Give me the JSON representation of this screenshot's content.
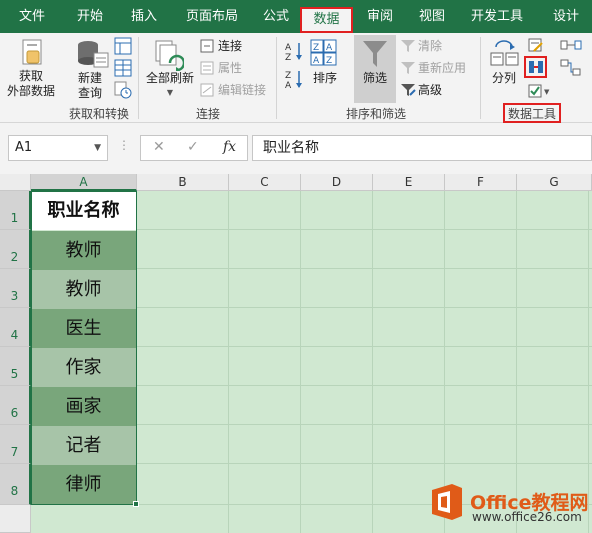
{
  "ribbon_tabs": [
    "文件",
    "开始",
    "插入",
    "页面布局",
    "公式",
    "数据",
    "审阅",
    "视图",
    "开发工具",
    "设计"
  ],
  "active_tab": "数据",
  "groups": {
    "get_transform": {
      "label": "获取和转换",
      "get_external_label": "获取\n外部数据",
      "new_query_label": "新建\n查询"
    },
    "connections": {
      "label": "连接",
      "refresh_all_label": "全部刷新",
      "connections_label": "连接",
      "properties_label": "属性",
      "edit_links_label": "编辑链接"
    },
    "sort_filter": {
      "label": "排序和筛选",
      "sort_label": "排序",
      "filter_label": "筛选",
      "clear_label": "清除",
      "reapply_label": "重新应用",
      "advanced_label": "高级"
    },
    "data_tools": {
      "label": "数据工具",
      "text_to_columns_label": "分列"
    }
  },
  "formula_bar": {
    "name_box": "A1",
    "formula": "职业名称",
    "fx": "fx"
  },
  "columns": [
    "A",
    "B",
    "C",
    "D",
    "E",
    "F",
    "G"
  ],
  "rows": [
    "1",
    "2",
    "3",
    "4",
    "5",
    "6",
    "7",
    "8"
  ],
  "cells_a": [
    "职业名称",
    "教师",
    "教师",
    "医生",
    "作家",
    "画家",
    "记者",
    "律师"
  ],
  "colors": {
    "excel_green": "#217346",
    "sheet_bg": "#d0e8d1",
    "cell_dark": "#79a67b",
    "cell_light": "#a7c4a8",
    "highlight_red": "#e02020",
    "watermark_orange": "#e05b18"
  },
  "watermark": {
    "title": "Office教程网",
    "url": "www.office26.com"
  }
}
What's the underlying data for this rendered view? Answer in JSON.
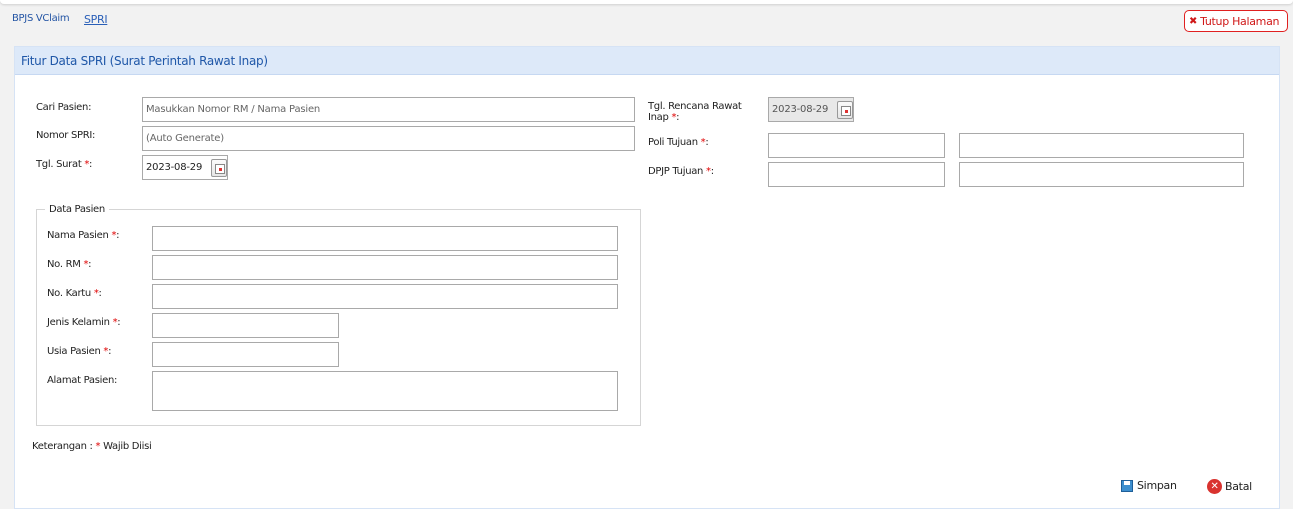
{
  "breadcrumb": {
    "item1": "BPJS VClaim",
    "item2": "SPRI"
  },
  "close_button": {
    "label": "Tutup Halaman"
  },
  "panel": {
    "title": "Fitur Data SPRI (Surat Perintah Rawat Inap)"
  },
  "form": {
    "cari_pasien": {
      "label": "Cari Pasien:",
      "placeholder": "Masukkan Nomor RM / Nama Pasien"
    },
    "nomor_spri": {
      "label": "Nomor SPRI:",
      "value": "(Auto Generate)"
    },
    "tgl_surat": {
      "label": "Tgl. Surat ",
      "suffix": ":",
      "value": "2023-08-29"
    },
    "tgl_rencana": {
      "label": "Tgl. Rencana Rawat Inap ",
      "suffix": ":",
      "value": "2023-08-29"
    },
    "poli_tujuan": {
      "label": "Poli Tujuan ",
      "suffix": ":"
    },
    "dpjp_tujuan": {
      "label": "DPJP Tujuan ",
      "suffix": ":"
    },
    "required_mark": "*"
  },
  "data_pasien": {
    "legend": "Data Pasien",
    "nama": {
      "label": "Nama Pasien ",
      "suffix": ":"
    },
    "no_rm": {
      "label": "No. RM ",
      "suffix": ":"
    },
    "no_kartu": {
      "label": "No. Kartu ",
      "suffix": ":"
    },
    "jenis_kelamin": {
      "label": "Jenis Kelamin ",
      "suffix": ":"
    },
    "usia": {
      "label": "Usia Pasien ",
      "suffix": ":"
    },
    "alamat": {
      "label": "Alamat Pasien:"
    }
  },
  "footer": {
    "note_prefix": "Keterangan : ",
    "note_suffix": " Wajib Diisi",
    "save_label": "Simpan",
    "cancel_label": "Batal"
  },
  "colors": {
    "accent": "#1f57a8",
    "required": "#e00000",
    "danger": "#d01818"
  }
}
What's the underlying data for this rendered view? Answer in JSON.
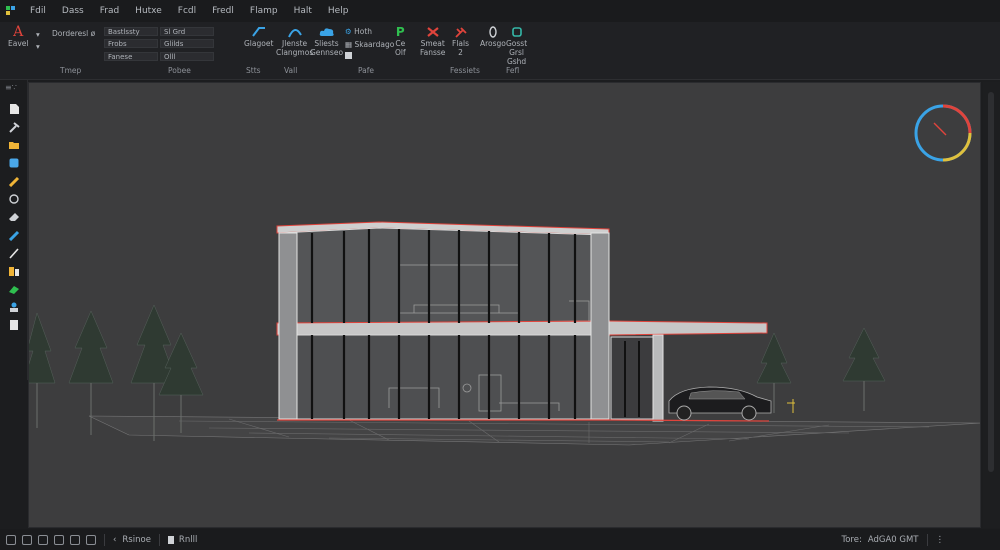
{
  "menubar": {
    "items": [
      "Fdil",
      "Dass",
      "Frad",
      "Hutxe",
      "Fcdl",
      "Fredl",
      "Flamp",
      "Halt",
      "Help"
    ]
  },
  "ribbon": {
    "tools": [
      {
        "label": "Eavel",
        "icon": "text-a-icon",
        "color": "#e0443c"
      },
      {
        "label": "Glagoet",
        "icon": "line-tool-icon",
        "color": "#3aa3e6"
      },
      {
        "label": "Jlenste",
        "icon": "curve-tool-icon",
        "color": "#3aa3e6"
      },
      {
        "label": "Sliests",
        "icon": "cloud-icon",
        "color": "#3aa3e6"
      },
      {
        "label": "Ce",
        "icon": "cursor-icon",
        "color": "#2fbf4f"
      },
      {
        "label": "Smeat",
        "icon": "warning-icon",
        "color": "#e0443c"
      },
      {
        "label": "Flals",
        "icon": "wrench-icon",
        "color": "#e0443c"
      },
      {
        "label": "Arosgo",
        "icon": "ring-icon",
        "color": "#cfd2d6"
      },
      {
        "label": "Gosst",
        "icon": "cube-icon",
        "color": "#35b8a8"
      }
    ],
    "text_lines": {
      "l1": "Dorderesl ø",
      "l2": "Bastlssty",
      "l3": "Frobs",
      "l4": "Fanese",
      "l5": "Sl Grd",
      "l6": "Glilds",
      "l7": "Olll",
      "l8": "Clangmos",
      "l9": "Gennseo",
      "l10": "Hoth",
      "l11": "Skaardago",
      "l12": "Olf",
      "l13": "Fansse",
      "l14": "2",
      "l15": "Grsl",
      "l16": "Gshd"
    },
    "groups": [
      "Tmep",
      "Pobee",
      "Stts",
      "Vall",
      "Pafe",
      "Fessiets",
      "Fefl"
    ]
  },
  "left_toolbar": {
    "header": "≡∵",
    "tools": [
      "document-icon",
      "hammer-icon",
      "folder-icon",
      "cube-icon",
      "pencil-icon",
      "rotate-icon",
      "eraser-icon",
      "pen-icon",
      "brush-icon",
      "layers-icon",
      "gem-icon",
      "user-icon",
      "print-icon"
    ]
  },
  "statusbar": {
    "tabs": [
      "Rsinoe",
      "Rnlll"
    ],
    "right_label": "Tore:",
    "right_value": "AdGA0 GMT"
  },
  "colors": {
    "accent_red": "#e0443c",
    "accent_blue": "#3aa3e6",
    "accent_green": "#2fbf4f",
    "accent_teal": "#35b8a8"
  }
}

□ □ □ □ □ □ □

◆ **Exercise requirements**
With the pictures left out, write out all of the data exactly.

◆ **Expected answer**
Give me the JSON representation of this screenshot's content.
{
  "ribbon_tabs": [
    "文件",
    "开始",
    "插入",
    "页面布局",
    "公式",
    "数据",
    "审阅",
    "视图",
    "开发工具",
    "设计"
  ],
  "active_tab": "数据",
  "groups": {
    "get_transform": {
      "label": "获取和转换",
      "get_external_label": "获取\n外部数据",
      "new_query_label": "新建\n查询"
    },
    "connections": {
      "label": "连接",
      "refresh_all_label": "全部刷新",
      "connections_label": "连接",
      "properties_label": "属性",
      "edit_links_label": "编辑链接"
    },
    "sort_filter": {
      "label": "排序和筛选",
      "sort_label": "排序",
      "filter_label": "筛选",
      "clear_label": "清除",
      "reapply_label": "重新应用",
      "advanced_label": "高级"
    },
    "data_tools": {
      "label": "数据工具",
      "text_to_columns_label": "分列"
    }
  },
  "formula_bar": {
    "name_box": "A1",
    "formula": "职业名称",
    "fx": "fx"
  },
  "columns": [
    "A",
    "B",
    "C",
    "D",
    "E",
    "F",
    "G"
  ],
  "rows": [
    "1",
    "2",
    "3",
    "4",
    "5",
    "6",
    "7",
    "8"
  ],
  "cells_a": [
    "职业名称",
    "教师",
    "教师",
    "医生",
    "作家",
    "画家",
    "记者",
    "律师"
  ],
  "colors": {
    "excel_green": "#217346",
    "sheet_bg": "#d0e8d1",
    "cell_dark": "#79a67b",
    "cell_light": "#a7c4a8",
    "highlight_red": "#e02020",
    "watermark_orange": "#e05b18"
  },
  "watermark": {
    "title": "Office教程网",
    "url": "www.office26.com"
  }
}
What's the underlying data for this rendered view? Answer in JSON.
{
  "breadcrumb": {
    "item1": "BPJS VClaim",
    "item2": "SPRI"
  },
  "close_button": {
    "label": "Tutup Halaman"
  },
  "panel": {
    "title": "Fitur Data SPRI (Surat Perintah Rawat Inap)"
  },
  "form": {
    "cari_pasien": {
      "label": "Cari Pasien:",
      "placeholder": "Masukkan Nomor RM / Nama Pasien"
    },
    "nomor_spri": {
      "label": "Nomor SPRI:",
      "value": "(Auto Generate)"
    },
    "tgl_surat": {
      "label": "Tgl. Surat ",
      "suffix": ":",
      "value": "2023-08-29"
    },
    "tgl_rencana": {
      "label": "Tgl. Rencana Rawat Inap ",
      "suffix": ":",
      "value": "2023-08-29"
    },
    "poli_tujuan": {
      "label": "Poli Tujuan ",
      "suffix": ":"
    },
    "dpjp_tujuan": {
      "label": "DPJP Tujuan ",
      "suffix": ":"
    },
    "required_mark": "*"
  },
  "data_pasien": {
    "legend": "Data Pasien",
    "nama": {
      "label": "Nama Pasien ",
      "suffix": ":"
    },
    "no_rm": {
      "label": "No. RM ",
      "suffix": ":"
    },
    "no_kartu": {
      "label": "No. Kartu ",
      "suffix": ":"
    },
    "jenis_kelamin": {
      "label": "Jenis Kelamin ",
      "suffix": ":"
    },
    "usia": {
      "label": "Usia Pasien ",
      "suffix": ":"
    },
    "alamat": {
      "label": "Alamat Pasien:"
    }
  },
  "footer": {
    "note_prefix": "Keterangan : ",
    "note_suffix": " Wajib Diisi",
    "save_label": "Simpan",
    "cancel_label": "Batal"
  },
  "colors": {
    "accent": "#1f57a8",
    "required": "#e00000",
    "danger": "#d01818"
  }
}
What's the underlying data for this rendered view? Answer in JSON.
{
  "menubar": {
    "items": [
      "Fdil",
      "Dass",
      "Frad",
      "Hutxe",
      "Fcdl",
      "Fredl",
      "Flamp",
      "Halt",
      "Help"
    ]
  },
  "ribbon": {
    "tools": [
      {
        "label": "Eavel",
        "icon": "text-a-icon",
        "color": "#e0443c"
      },
      {
        "label": "Glagoet",
        "icon": "line-tool-icon",
        "color": "#3aa3e6"
      },
      {
        "label": "Jlenste",
        "icon": "curve-tool-icon",
        "color": "#3aa3e6"
      },
      {
        "label": "Sliests",
        "icon": "cloud-icon",
        "color": "#3aa3e6"
      },
      {
        "label": "Ce",
        "icon": "cursor-icon",
        "color": "#2fbf4f"
      },
      {
        "label": "Smeat",
        "icon": "warning-icon",
        "color": "#e0443c"
      },
      {
        "label": "Flals",
        "icon": "wrench-icon",
        "color": "#e0443c"
      },
      {
        "label": "Arosgo",
        "icon": "ring-icon",
        "color": "#cfd2d6"
      },
      {
        "label": "Gosst",
        "icon": "cube-icon",
        "color": "#35b8a8"
      }
    ],
    "text_lines": {
      "l1": "Dorderesl ø",
      "l2": "Bastlssty",
      "l3": "Frobs",
      "l4": "Fanese",
      "l5": "Sl Grd",
      "l6": "Glilds",
      "l7": "Olll",
      "l8": "Clangmos",
      "l9": "Gennseo",
      "l10": "Hoth",
      "l11": "Skaardago",
      "l12": "Olf",
      "l13": "Fansse",
      "l14": "2",
      "l15": "Grsl",
      "l16": "Gshd"
    },
    "groups": [
      "Tmep",
      "Pobee",
      "Stts",
      "Vall",
      "Pafe",
      "Fessiets",
      "Fefl"
    ]
  },
  "left_toolbar": {
    "header": "≡∵",
    "tools": [
      "document-icon",
      "hammer-icon",
      "folder-icon",
      "cube-icon",
      "pencil-icon",
      "rotate-icon",
      "eraser-icon",
      "pen-icon",
      "brush-icon",
      "layers-icon",
      "gem-icon",
      "user-icon",
      "print-icon"
    ]
  },
  "statusbar": {
    "tabs": [
      "Rsinoe",
      "Rnlll"
    ],
    "right_label": "Tore:",
    "right_value": "AdGA0 GMT"
  },
  "colors": {
    "accent_red": "#e0443c",
    "accent_blue": "#3aa3e6",
    "accent_green": "#2fbf4f",
    "accent_teal": "#35b8a8"
  }
}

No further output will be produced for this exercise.